The goal is to restate all of the records below word for word.
Entries shown START
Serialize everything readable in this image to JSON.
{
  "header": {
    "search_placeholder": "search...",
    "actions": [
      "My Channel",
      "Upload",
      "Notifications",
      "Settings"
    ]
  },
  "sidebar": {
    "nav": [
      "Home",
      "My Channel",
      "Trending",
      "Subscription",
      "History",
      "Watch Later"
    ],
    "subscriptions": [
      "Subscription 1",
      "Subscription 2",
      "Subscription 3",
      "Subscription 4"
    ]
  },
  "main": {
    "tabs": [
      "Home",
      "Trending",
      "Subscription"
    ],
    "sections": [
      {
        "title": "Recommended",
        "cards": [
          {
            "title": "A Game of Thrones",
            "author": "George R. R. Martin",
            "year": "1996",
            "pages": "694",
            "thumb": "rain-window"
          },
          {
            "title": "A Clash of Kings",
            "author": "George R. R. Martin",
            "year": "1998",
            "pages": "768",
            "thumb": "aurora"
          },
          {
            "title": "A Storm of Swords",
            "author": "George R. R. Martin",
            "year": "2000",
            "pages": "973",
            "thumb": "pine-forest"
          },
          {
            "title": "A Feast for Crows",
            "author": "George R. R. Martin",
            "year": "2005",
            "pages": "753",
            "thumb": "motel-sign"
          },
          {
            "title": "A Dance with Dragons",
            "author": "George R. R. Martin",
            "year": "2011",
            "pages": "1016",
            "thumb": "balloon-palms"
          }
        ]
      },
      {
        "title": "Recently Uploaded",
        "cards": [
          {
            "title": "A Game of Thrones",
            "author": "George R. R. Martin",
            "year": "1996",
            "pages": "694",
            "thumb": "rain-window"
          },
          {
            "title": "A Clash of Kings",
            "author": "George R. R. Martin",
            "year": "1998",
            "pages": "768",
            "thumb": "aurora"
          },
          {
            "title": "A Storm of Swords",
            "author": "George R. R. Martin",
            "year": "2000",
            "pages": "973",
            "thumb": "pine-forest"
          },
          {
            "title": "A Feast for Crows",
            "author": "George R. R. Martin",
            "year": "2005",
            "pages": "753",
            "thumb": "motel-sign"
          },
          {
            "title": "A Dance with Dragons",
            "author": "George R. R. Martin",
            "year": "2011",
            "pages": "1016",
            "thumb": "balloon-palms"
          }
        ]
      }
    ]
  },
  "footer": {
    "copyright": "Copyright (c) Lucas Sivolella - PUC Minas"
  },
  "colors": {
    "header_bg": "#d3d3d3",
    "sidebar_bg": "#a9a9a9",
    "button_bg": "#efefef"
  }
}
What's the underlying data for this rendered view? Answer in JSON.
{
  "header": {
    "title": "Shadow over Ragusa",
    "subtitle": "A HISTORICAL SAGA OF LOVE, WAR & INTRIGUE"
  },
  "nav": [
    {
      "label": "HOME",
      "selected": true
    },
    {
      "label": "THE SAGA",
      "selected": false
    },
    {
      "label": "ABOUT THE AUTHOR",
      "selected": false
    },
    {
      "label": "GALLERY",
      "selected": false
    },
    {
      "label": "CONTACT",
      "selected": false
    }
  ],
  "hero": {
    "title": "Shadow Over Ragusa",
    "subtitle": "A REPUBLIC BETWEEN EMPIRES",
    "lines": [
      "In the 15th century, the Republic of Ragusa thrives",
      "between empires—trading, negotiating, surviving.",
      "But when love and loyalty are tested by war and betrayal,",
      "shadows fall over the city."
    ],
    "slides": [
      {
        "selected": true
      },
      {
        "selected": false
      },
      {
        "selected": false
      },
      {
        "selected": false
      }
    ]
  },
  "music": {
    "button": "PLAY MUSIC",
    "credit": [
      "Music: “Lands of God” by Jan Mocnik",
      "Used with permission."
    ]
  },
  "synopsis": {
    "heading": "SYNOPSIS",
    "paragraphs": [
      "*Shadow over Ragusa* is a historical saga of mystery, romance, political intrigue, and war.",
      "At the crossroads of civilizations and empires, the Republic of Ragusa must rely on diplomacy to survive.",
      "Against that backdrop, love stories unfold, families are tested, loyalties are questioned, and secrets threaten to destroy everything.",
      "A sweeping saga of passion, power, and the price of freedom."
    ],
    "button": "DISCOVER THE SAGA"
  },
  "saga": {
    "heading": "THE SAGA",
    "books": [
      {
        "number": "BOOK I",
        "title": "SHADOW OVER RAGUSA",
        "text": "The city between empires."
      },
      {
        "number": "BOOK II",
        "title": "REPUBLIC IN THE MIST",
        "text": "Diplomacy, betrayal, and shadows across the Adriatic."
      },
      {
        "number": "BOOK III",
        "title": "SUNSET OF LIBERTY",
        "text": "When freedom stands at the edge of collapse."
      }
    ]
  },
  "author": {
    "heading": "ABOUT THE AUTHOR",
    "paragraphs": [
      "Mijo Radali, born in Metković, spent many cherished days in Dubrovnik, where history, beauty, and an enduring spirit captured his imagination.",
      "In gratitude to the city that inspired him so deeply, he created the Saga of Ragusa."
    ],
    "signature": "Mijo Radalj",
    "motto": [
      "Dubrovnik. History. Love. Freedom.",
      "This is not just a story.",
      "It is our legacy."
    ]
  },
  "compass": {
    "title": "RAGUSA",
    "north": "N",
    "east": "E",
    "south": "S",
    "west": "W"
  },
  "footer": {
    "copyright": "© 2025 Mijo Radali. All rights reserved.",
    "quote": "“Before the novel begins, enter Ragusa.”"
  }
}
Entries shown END
> **Response box**:
Serialize everything readable in this image to JSON.
{
  "header": {
    "search_placeholder": "search...",
    "actions": [
      "My Channel",
      "Upload",
      "Notifications",
      "Settings"
    ]
  },
  "sidebar": {
    "nav": [
      "Home",
      "My Channel",
      "Trending",
      "Subscription",
      "History",
      "Watch Later"
    ],
    "subscriptions": [
      "Subscription 1",
      "Subscription 2",
      "Subscription 3",
      "Subscription 4"
    ]
  },
  "main": {
    "tabs": [
      "Home",
      "Trending",
      "Subscription"
    ],
    "sections": [
      {
        "title": "Recommended",
        "cards": [
          {
            "title": "A Game of Thrones",
            "author": "George R. R. Martin",
            "year": "1996",
            "pages": "694",
            "thumb": "rain-window"
          },
          {
            "title": "A Clash of Kings",
            "author": "George R. R. Martin",
            "year": "1998",
            "pages": "768",
            "thumb": "aurora"
          },
          {
            "title": "A Storm of Swords",
            "author": "George R. R. Martin",
            "year": "2000",
            "pages": "973",
            "thumb": "pine-forest"
          },
          {
            "title": "A Feast for Crows",
            "author": "George R. R. Martin",
            "year": "2005",
            "pages": "753",
            "thumb": "motel-sign"
          },
          {
            "title": "A Dance with Dragons",
            "author": "George R. R. Martin",
            "year": "2011",
            "pages": "1016",
            "thumb": "balloon-palms"
          }
        ]
      },
      {
        "title": "Recently Uploaded",
        "cards": [
          {
            "title": "A Game of Thrones",
            "author": "George R. R. Martin",
            "year": "1996",
            "pages": "694",
            "thumb": "rain-window"
          },
          {
            "title": "A Clash of Kings",
            "author": "George R. R. Martin",
            "year": "1998",
            "pages": "768",
            "thumb": "aurora"
          },
          {
            "title": "A Storm of Swords",
            "author": "George R. R. Martin",
            "year": "2000",
            "pages": "973",
            "thumb": "pine-forest"
          },
          {
            "title": "A Feast for Crows",
            "author": "George R. R. Martin",
            "year": "2005",
            "pages": "753",
            "thumb": "motel-sign"
          },
          {
            "title": "A Dance with Dragons",
            "author": "George R. R. Martin",
            "year": "2011",
            "pages": "1016",
            "thumb": "balloon-palms"
          }
        ]
      }
    ]
  },
  "footer": {
    "copyright": "Copyright (c) Lucas Sivolella - PUC Minas"
  },
  "colors": {
    "header_bg": "#d3d3d3",
    "sidebar_bg": "#a9a9a9",
    "button_bg": "#efefef"
  }
}
What's the underlying data for this rendered view? Answer in JSON.
{
  "header": {
    "title": "Shadow over Ragusa",
    "subtitle": "A HISTORICAL SAGA OF LOVE, WAR & INTRIGUE"
  },
  "nav": [
    {
      "label": "HOME",
      "selected": true
    },
    {
      "label": "THE SAGA",
      "selected": false
    },
    {
      "label": "ABOUT THE AUTHOR",
      "selected": false
    },
    {
      "label": "GALLERY",
      "selected": false
    },
    {
      "label": "CONTACT",
      "selected": false
    }
  ],
  "hero": {
    "title": "Shadow Over Ragusa",
    "subtitle": "A REPUBLIC BETWEEN EMPIRES",
    "lines": [
      "In the 15th century, the Republic of Ragusa thrives",
      "between empires—trading, negotiating, surviving.",
      "But when love and loyalty are tested by war and betrayal,",
      "shadows fall over the city."
    ],
    "slides": [
      {
        "selected": true
      },
      {
        "selected": false
      },
      {
        "selected": false
      },
      {
        "selected": false
      }
    ]
  },
  "music": {
    "button": "PLAY MUSIC",
    "credit": [
      "Music: “Lands of God” by Jan Mocnik",
      "Used with permission."
    ]
  },
  "synopsis": {
    "heading": "SYNOPSIS",
    "paragraphs": [
      "*Shadow over Ragusa* is a historical saga of mystery, romance, political intrigue, and war.",
      "At the crossroads of civilizations and empires, the Republic of Ragusa must rely on diplomacy to survive.",
      "Against that backdrop, love stories unfold, families are tested, loyalties are questioned, and secrets threaten to destroy everything.",
      "A sweeping saga of passion, power, and the price of freedom."
    ],
    "button": "DISCOVER THE SAGA"
  },
  "saga": {
    "heading": "THE SAGA",
    "books": [
      {
        "number": "BOOK I",
        "title": "SHADOW OVER RAGUSA",
        "text": "The city between empires."
      },
      {
        "number": "BOOK II",
        "title": "REPUBLIC IN THE MIST",
        "text": "Diplomacy, betrayal, and shadows across the Adriatic."
      },
      {
        "number": "BOOK III",
        "title": "SUNSET OF LIBERTY",
        "text": "When freedom stands at the edge of collapse."
      }
    ]
  },
  "author": {
    "heading": "ABOUT THE AUTHOR",
    "paragraphs": [
      "Mijo Radali, born in Metković, spent many cherished days in Dubrovnik, where history, beauty, and an enduring spirit captured his imagination.",
      "In gratitude to the city that inspired him so deeply, he created the Saga of Ragusa."
    ],
    "signature": "Mijo Radalj",
    "motto": [
      "Dubrovnik. History. Love. Freedom.",
      "This is not just a story.",
      "It is our legacy."
    ]
  },
  "compass": {
    "title": "RAGUSA",
    "north": "N",
    "east": "E",
    "south": "S",
    "west": "W"
  },
  "footer": {
    "copyright": "© 2025 Mijo Radali. All rights reserved.",
    "quote": "“Before the novel begins, enter Ragusa.”"
  }
}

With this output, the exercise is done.